1944 and Anna is parachuted into Normandy as a special agent working with Resistance Groups, spying on the Germans and wiring the information back to the Special Operations Executive, escaping capture and the inevitable torture that would follow.

She falls in love with Pierre, another SOE agent but finds he is not what he purports to be. Then there is the little matter of the Gestapo officer who has guessed her secret. Alone, Anna has to make some terrifying decisions to survive and to ensure the impending invasion remains secret. It is 2006 in England, where her husband has died and Anna lives alone. Her children are spying on her and plot to put her in a home so that they can sell her house for their own ends. Anna is determined to retain her independence. She falls back on her wartime skills, recruiting Nathan and his girlfriend Gemma to help her and becomes close to them as she never was with her own children.

But it is only when she returns to Normandy and confronts the ghosts of her past that she realises how the war had taken its toll on her loveless marriage and her children. She makes the ultimate sacrifice and finally finds the peace and redemption that had evaded her all these years.

So it’s a rather long blurb which normally I don’t like too much because I prefer to explore the book from a more secretive blurb however it does give a real feel of the story to come. The novel is set in two parts, the first in 1944 Normandy during WW1 and the second during 2006 in England. As the blurb writes, we follow Anna Julen as she is parachuted into Normandy as a special agent under the name of Marie-Claire Cardon. We follow her story as she attempts to blend in with her surroundings, the locals, hiding her radio and working long hours whilst trying to sneak in sending information back home. Later in part two we meet Anna again who is now ninety years old. Despite her age she rebels against her children who want to run her life and move her into a home but she will not stand for it; instead she returns to Normandy to find answers and also a little forgiveness.

 So there’s a lot of plot to get your teeth into but now onto the more technical side. Firstly Chris Bridge is a really wonderful storyteller. He manages to weave the two plot lines succinctly and make the book a really intriguing and exciting narrative. I read this in around three days because I was so excited by where the narrative was going. I think his real strength as an author is seen in his creation of the world around the main character. The completely authentic reconstruction of war-time France in contrast to modern day Britain is really skilfully done. For me historical fiction is all about placing the reader some place new and this is done with skill and understanding.

This is further backed by the characters that are pulled into the narrative and the fact that throughout you’re not quite sure if you can trust any of them even Anna to some extent. She is a truly wonderful character, both gutsy and determined and also mellow and enchanting; I really adored her as a character. The book also conveys a really strong show of the authors utter love of writing I think. It has a sense of care and thoughtfulness and the constant play with the idea that you cannot presume anything about anyone is woven throughout creating a truly surprising story as a whole.
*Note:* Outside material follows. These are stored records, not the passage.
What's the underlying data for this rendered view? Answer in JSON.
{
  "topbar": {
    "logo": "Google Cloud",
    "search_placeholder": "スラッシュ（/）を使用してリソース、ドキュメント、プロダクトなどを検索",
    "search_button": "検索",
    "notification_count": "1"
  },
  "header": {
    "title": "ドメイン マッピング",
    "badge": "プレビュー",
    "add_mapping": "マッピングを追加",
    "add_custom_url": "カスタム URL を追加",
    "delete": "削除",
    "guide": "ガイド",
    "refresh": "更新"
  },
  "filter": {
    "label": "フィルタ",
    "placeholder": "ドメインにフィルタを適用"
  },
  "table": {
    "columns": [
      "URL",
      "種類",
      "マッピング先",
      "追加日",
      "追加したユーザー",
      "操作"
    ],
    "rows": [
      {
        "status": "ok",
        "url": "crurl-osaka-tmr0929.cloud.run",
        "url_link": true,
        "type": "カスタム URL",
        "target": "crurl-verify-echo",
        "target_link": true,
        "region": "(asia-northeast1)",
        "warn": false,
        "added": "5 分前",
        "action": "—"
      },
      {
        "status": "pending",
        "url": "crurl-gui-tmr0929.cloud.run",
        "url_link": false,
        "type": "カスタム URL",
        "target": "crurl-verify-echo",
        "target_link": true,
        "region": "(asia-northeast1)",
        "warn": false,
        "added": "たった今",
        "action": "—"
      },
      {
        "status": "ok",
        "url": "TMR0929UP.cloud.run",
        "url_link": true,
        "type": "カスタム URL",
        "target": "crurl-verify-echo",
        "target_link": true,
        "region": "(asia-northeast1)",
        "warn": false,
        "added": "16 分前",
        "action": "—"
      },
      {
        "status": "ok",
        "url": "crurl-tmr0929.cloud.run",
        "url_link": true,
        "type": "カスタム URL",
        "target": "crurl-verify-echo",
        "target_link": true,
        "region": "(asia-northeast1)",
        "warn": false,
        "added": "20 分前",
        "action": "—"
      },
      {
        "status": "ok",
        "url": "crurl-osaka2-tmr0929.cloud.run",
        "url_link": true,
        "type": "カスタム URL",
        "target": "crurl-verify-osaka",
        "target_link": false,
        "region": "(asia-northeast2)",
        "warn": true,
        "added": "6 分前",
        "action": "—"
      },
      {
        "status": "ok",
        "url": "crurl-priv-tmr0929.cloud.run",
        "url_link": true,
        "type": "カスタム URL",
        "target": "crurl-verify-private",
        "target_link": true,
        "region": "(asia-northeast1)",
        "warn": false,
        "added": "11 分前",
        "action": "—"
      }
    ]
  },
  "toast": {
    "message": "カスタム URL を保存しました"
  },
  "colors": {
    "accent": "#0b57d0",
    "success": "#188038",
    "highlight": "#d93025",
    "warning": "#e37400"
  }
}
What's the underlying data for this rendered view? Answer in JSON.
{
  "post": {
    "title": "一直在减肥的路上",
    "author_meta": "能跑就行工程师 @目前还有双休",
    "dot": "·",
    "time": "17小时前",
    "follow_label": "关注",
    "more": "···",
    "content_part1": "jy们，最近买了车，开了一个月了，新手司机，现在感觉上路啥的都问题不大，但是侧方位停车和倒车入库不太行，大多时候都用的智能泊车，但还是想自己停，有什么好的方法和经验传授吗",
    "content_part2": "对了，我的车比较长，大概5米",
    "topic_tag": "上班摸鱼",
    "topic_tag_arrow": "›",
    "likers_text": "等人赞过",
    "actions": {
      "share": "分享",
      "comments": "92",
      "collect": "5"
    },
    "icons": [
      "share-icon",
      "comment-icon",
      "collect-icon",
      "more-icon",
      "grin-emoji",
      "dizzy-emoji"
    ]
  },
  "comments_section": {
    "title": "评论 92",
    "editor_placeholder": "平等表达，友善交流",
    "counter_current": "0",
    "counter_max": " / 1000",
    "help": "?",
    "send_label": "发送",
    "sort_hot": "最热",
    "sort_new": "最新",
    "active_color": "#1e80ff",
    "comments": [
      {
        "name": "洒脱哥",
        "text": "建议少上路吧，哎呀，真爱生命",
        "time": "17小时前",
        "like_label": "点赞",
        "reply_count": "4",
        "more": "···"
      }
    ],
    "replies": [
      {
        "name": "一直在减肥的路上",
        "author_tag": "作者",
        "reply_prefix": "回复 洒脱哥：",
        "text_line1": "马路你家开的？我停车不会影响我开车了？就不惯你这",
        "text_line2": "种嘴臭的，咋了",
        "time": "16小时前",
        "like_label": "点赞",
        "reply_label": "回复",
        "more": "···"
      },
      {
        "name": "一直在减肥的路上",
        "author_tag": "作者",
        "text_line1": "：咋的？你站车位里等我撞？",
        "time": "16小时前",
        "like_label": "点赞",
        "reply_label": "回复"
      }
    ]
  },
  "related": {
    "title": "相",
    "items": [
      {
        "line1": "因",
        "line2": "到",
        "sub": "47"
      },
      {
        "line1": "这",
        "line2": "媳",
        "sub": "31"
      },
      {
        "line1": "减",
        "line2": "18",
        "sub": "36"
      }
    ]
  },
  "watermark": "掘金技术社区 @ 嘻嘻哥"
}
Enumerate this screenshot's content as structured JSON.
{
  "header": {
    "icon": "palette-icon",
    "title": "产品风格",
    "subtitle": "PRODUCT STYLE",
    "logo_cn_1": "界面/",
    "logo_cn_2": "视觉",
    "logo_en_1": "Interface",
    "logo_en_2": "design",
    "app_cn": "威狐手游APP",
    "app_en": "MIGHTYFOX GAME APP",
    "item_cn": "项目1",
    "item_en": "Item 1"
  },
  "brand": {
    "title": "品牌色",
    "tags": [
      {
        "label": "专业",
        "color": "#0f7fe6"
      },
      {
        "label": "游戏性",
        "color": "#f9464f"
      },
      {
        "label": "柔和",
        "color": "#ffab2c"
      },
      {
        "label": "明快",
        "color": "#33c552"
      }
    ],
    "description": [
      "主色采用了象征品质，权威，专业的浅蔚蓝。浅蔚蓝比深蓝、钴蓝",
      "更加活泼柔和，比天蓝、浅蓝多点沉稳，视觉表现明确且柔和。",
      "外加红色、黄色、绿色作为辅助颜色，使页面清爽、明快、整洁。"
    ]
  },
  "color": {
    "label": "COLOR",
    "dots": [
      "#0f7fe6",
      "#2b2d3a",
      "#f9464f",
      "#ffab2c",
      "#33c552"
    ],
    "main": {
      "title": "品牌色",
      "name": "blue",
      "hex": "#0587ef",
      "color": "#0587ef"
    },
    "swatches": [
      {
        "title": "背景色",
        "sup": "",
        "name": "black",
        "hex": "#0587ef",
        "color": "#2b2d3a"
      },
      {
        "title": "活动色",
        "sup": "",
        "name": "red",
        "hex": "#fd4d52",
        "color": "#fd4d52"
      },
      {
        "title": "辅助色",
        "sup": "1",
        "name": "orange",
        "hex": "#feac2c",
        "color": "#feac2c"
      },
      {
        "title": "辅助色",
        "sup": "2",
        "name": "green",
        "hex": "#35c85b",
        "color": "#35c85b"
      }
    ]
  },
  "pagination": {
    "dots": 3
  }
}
So I’ve gone on a little now but I really would recommend this book to everyone no matter your ideas on historical fiction as a genre. I think the strong writing style and the complicated used of plot and characters make this book highly appealing across the board. Bridge’s style is lyrical, evocative, descriptive and utterly captivating and throughout gave me a real insight into the lives of the characters as they were introduced. A brilliant warm book that I cannot help but recommend.